They were on duty under the glow of neon red lights. We walked by with eyes and smiles trying to convey the worth we feel so deeply these women have. We wave and ask to come inside the scarlet glow of the brothel. She smiles, but looks curious about our visit. She opens the door and lets us in, quickly before too much cold air chills her mostly unclothed body. It’s very warm inside; maybe a little bit stifling. We quickly state our purpose to determine if we can take off our coats and visit for a bit. She looks around outside the window in each direction, then draws the red curtain shut and reaches for a towel she wraps around her body. She’s heard about us from other women in the district. She’s from Eastern Europe, and is housed in a nearby town with various other girls from her country as well, though they had never met until they found themselves here in Amsterdam. Who got them here and arranged their living quarters is a question we may always have, but we can be certain these people are profiting from it in a big way. The girls in this foreign home all speak her language, so they talk. She heard we go around praying with girls in the brothels.

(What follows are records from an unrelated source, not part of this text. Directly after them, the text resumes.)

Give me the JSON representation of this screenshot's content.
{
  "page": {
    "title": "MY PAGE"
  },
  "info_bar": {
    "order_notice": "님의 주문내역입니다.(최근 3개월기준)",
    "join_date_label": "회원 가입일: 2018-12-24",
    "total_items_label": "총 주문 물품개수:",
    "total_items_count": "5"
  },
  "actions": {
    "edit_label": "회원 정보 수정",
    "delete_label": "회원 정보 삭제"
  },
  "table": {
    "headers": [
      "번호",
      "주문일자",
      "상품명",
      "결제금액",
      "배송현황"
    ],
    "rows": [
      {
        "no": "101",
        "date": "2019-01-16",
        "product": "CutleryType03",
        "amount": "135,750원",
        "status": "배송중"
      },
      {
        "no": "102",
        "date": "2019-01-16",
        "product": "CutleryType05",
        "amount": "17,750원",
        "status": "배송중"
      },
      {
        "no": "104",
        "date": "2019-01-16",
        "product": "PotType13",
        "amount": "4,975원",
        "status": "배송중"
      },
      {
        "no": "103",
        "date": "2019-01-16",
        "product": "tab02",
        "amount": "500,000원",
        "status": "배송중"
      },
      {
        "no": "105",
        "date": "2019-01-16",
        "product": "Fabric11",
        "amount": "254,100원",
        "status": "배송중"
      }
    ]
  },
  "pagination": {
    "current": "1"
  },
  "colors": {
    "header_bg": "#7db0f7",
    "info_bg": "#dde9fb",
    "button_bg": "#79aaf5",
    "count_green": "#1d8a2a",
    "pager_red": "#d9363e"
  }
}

She says she would like us to pray for her. Her requests are generic, but the same as all the others: “Pray for my family... and for health for me.” We ask her some questions without seeming like we are investigating or prying. “Where is your family?” “Do you get to see them sometimes?” “How do you like it in this city?” “How long have you been here?” Most of them have been in the notorious Sex-City of Amsterdam for less than a year. Most of them have been moved around from place to place by these same unknown profiteers. “I used to work in The Hague before I came here” she admits. She feels self-conscious that she is sitting with girls who don’t do this line of work and begins talking of her past.
“I used to be in medical school, but I didn’t finish. I just got married last year too!” She shows us photos of her wedding on her smart phone. The story of what put her behind the windows in the Red Light District of Amsterdam, begins to unfold.
“My sister is getting her PhD in biology back home, but it is very hard because there are no good jobs for students. She was the secretary for a small apartment complex where she was responsible to collect money from the tenants and pay all the utilities for the building. One day when she was on her way to make the payment with the cash, she was robbed by a gypsy man who hit her and knocked her unconscious to the ground. He stole 3,000 Euros she was carrying. She was scared to tell the owners because they would believe she stole the money herself, so she covered it up by taking other money she was in charge of, to pay the utilities so none would be cut off. Her plan was to somehow borrow the money to cover the loss. The police and law would never side with her to protect her. Our family has no name or connections. So I am here in Amsterdam working in the brothels to make the money for her so she doesn’t go to jail for the lost money, since it was found out. If she goes to jail, her schooling will have to stop, and she is almost done with her PhD. Once she has her degree, she can get a job that can help our family, and I can go back to medical school too.”
She offers a phrase I hear a lot: “I’m just a normal person, just like you. I just work here because I have to take care of my family.” If I had a penny for every time I’ve heard a prostituted girl say that... and I know that it is true.
The issue is complicated. Not everyone in the brothels are there because she was gagged and tied up and thrown in a trunk of a car and put there. The UN recognizes the number one cause of human trafficking is poverty. I would add “injustice and corruption in government” to the list. Regardless if some of their own choice is involved in being there, it’s not what they want to do, and it is only because their circumstance is so horrible that offering their bodies for rape is the only alternative left for them. Many believe they have no escape; no hope; and that it is what they must endure. This girl went on the tell us how she was kidnapped when she first arrived in Holland and kept in a Dutch man’s basement naked and in the dark. He had bashed her head against the wall and she had a wound on her forehead. Being that she knew a thing or two about the human body (from medical school), when she came to, she found something sharp enough to slit the guy’s Achilles’ tendon when he came up to her as she laid on the ground. He fell and she ran for her life. The doctors wouldn’t give her treatment because she didn’t have Dutch health insurance (as she had just come from Eastern Europe.)
Her story is one of hundreds... no, thousands, where being trafficked and being sexually exploited is lower on the list of atrocities that have happened in their lives.
This isn’t Hollywood. It’s so much more complicated than that. Injustice; government corruption (both in the East and West); people who have made an entire industry out of the sexual exploitation of destitute or desperate women... that’s the root of so many of their stories. I for one am going to start telling them.
Please check back to hear more and to put our efforts together to make a change.